WHAT THE TASK ASKS: Search the data for the string "image" and gather each line it is in.

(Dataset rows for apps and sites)
- - - - - - -
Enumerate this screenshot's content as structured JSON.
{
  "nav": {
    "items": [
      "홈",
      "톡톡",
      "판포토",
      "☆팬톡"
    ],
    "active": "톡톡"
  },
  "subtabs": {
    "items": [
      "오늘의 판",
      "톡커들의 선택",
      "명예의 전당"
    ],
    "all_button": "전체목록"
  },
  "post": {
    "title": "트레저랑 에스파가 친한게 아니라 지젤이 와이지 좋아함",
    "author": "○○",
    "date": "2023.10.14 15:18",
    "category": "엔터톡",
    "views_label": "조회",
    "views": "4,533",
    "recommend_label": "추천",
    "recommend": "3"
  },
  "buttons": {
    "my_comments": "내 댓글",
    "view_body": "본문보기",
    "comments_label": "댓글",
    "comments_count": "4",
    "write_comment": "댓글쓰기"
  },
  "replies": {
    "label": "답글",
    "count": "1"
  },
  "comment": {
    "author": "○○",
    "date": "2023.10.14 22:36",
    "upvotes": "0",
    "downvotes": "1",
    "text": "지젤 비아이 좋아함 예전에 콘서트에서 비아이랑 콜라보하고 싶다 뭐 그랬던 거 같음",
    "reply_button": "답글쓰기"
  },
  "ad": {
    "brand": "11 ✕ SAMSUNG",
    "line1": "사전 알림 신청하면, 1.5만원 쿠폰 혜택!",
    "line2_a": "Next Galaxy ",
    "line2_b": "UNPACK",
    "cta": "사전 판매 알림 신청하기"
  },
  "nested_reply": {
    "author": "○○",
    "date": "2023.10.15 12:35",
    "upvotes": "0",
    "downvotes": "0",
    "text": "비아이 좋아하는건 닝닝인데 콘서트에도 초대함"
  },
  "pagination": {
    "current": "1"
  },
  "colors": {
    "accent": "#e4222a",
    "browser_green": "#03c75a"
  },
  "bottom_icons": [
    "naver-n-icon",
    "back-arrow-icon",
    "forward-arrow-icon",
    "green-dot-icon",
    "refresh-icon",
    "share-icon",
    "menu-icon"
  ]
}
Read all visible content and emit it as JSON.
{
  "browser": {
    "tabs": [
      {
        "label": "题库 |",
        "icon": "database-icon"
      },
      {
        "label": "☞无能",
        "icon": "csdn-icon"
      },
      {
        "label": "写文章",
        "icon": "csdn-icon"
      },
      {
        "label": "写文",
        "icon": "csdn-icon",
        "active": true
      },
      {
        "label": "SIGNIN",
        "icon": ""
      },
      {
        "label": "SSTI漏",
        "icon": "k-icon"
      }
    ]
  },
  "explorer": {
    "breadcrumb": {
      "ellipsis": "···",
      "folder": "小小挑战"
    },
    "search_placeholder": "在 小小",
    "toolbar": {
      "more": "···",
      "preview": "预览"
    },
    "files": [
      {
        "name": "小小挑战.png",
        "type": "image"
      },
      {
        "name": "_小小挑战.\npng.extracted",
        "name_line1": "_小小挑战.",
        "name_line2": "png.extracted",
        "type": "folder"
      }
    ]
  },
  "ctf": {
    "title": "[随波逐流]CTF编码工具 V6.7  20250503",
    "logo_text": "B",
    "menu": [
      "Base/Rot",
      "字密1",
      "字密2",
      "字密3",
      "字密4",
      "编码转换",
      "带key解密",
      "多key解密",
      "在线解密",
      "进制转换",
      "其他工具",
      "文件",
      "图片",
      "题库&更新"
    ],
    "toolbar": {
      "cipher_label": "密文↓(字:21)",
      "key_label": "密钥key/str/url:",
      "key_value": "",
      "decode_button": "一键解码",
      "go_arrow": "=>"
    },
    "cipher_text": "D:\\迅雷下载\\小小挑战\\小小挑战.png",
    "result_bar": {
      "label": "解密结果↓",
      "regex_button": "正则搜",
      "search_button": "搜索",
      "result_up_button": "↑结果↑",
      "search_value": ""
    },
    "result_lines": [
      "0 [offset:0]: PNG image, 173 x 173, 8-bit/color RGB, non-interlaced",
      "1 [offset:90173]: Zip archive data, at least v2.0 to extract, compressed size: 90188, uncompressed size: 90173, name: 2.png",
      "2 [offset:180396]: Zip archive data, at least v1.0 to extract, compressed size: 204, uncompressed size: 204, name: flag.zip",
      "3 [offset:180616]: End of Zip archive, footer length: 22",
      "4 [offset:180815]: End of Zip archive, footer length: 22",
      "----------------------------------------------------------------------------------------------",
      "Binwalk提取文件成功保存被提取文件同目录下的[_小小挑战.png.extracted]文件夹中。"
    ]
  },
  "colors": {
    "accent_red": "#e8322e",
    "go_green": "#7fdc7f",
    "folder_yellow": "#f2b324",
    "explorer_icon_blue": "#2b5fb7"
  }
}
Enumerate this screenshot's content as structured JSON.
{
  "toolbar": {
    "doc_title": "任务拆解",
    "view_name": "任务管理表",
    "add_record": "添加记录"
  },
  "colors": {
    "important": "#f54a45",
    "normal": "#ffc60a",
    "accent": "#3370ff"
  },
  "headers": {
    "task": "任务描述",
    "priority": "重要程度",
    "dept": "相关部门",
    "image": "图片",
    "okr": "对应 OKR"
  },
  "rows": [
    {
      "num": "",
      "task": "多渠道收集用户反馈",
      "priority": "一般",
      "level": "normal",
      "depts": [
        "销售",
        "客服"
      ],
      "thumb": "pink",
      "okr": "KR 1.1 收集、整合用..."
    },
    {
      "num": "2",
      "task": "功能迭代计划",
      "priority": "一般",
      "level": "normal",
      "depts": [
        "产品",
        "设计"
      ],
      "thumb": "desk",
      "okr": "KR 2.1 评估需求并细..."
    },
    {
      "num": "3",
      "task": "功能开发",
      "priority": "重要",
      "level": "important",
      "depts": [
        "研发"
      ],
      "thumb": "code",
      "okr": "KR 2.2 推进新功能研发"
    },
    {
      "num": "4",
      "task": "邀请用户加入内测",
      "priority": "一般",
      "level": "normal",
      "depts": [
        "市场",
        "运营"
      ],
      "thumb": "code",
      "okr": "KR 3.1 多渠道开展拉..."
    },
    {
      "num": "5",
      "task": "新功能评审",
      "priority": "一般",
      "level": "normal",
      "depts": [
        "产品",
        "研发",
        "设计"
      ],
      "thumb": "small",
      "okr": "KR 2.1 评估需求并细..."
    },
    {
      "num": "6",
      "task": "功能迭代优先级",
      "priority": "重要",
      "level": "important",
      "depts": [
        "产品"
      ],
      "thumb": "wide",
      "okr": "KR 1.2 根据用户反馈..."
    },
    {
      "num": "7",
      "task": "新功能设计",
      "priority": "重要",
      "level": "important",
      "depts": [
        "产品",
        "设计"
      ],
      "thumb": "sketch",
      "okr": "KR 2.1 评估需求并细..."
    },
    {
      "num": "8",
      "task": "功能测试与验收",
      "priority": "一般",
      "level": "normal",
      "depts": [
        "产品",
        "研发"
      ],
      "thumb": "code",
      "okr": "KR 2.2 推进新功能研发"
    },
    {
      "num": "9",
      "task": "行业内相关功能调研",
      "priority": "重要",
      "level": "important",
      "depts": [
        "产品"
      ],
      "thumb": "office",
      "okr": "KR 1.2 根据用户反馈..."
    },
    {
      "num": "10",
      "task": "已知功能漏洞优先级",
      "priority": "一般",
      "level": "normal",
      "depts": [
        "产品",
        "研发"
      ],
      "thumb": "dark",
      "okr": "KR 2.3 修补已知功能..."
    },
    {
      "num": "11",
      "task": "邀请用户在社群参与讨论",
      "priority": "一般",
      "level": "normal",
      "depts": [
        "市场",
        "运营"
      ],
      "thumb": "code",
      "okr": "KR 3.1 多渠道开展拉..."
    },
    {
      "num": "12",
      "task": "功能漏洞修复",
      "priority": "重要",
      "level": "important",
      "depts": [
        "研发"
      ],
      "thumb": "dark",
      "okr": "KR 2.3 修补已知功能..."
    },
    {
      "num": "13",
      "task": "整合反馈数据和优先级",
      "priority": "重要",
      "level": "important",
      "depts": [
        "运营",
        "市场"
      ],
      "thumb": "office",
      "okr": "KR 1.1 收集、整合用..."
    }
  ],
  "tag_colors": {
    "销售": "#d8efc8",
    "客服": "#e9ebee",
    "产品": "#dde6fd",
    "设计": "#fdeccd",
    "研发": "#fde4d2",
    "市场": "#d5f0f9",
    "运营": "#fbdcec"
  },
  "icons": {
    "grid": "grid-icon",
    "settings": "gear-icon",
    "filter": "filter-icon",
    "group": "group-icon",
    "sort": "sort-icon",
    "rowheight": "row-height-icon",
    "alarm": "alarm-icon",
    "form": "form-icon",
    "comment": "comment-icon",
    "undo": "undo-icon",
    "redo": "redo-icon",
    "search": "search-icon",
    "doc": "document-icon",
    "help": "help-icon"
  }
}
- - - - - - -
PROBLEM SOLUTION:
        "type": "image"
      "0 [offset:0]: PNG image, 173 x 173, 8-bit/color RGB, non-interlaced",
    "image": "图片",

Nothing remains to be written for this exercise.